ANKARA – Turkish Prime Minister Recep Tayyip Erdogan has agreed to meet with protest leaders whose mass demonstrations have rocked the country since the deadly unrest began nearly two weeks ago.
The surprise olive branch came as thousands again took to the streets of Istanbul and the capital Ankara, defying Erdogan's threat that they would "pay a price" for the unrelenting unrest, the biggest challenge yet to his government's decade-long rule.
Riot police fired tear gas in the centre of Ankara on Monday night to disperse hundreds of protesters on the 11th day of mass demonstrations against the government.

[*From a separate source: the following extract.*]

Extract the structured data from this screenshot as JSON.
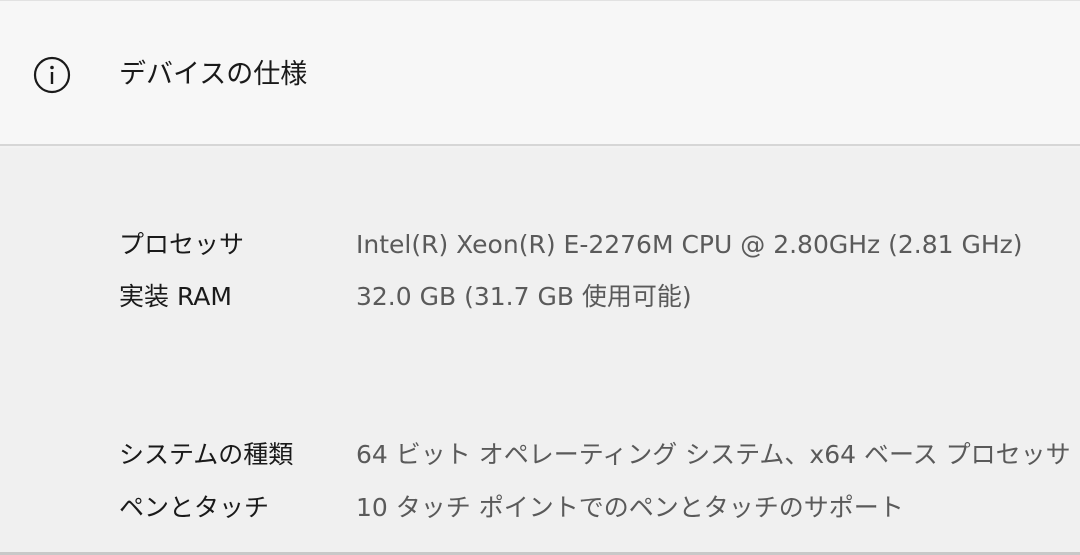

"Our prime minister has given an appointment to some of the groups leading these protests," said deputy premier Bulent Arinc, adding that the talks would take place on Wednesday.
"They will be briefed on the facts and our prime minister will listen to their thoughts," he told reporters in Ankara after a six-hour cabinet meeting on the crisis.
Despite the conciliatory gesture, he warned: "Illegal demonstrations will not be allowed anymore in Turkey."
The unrest first erupted after police cracked down heavily on a campaign to save Istanbul's Gezi Park from demolition on May 31.
The trouble spiralled into nationwide displays of anger. Nearly 5,000 demonstrators, scores of whom are young and middle-class, have been injured and three people have died.
After a weekend of record crowds of tens of thousands in Istanbul's Taksim Square, the epicentre of the unrest, protesters packed the music-filled, flag-festooned area and nearby Gezi Park for an 11th night late on Monday.
In the capital Ankara, police poured into the affluent Tunali Hilmi street which until now had largely been spared from the riots.
Restaurant owners were forced to shut themselves in with their clients. Turkey's combative leader has so far responded with defiance to the protesters. AFP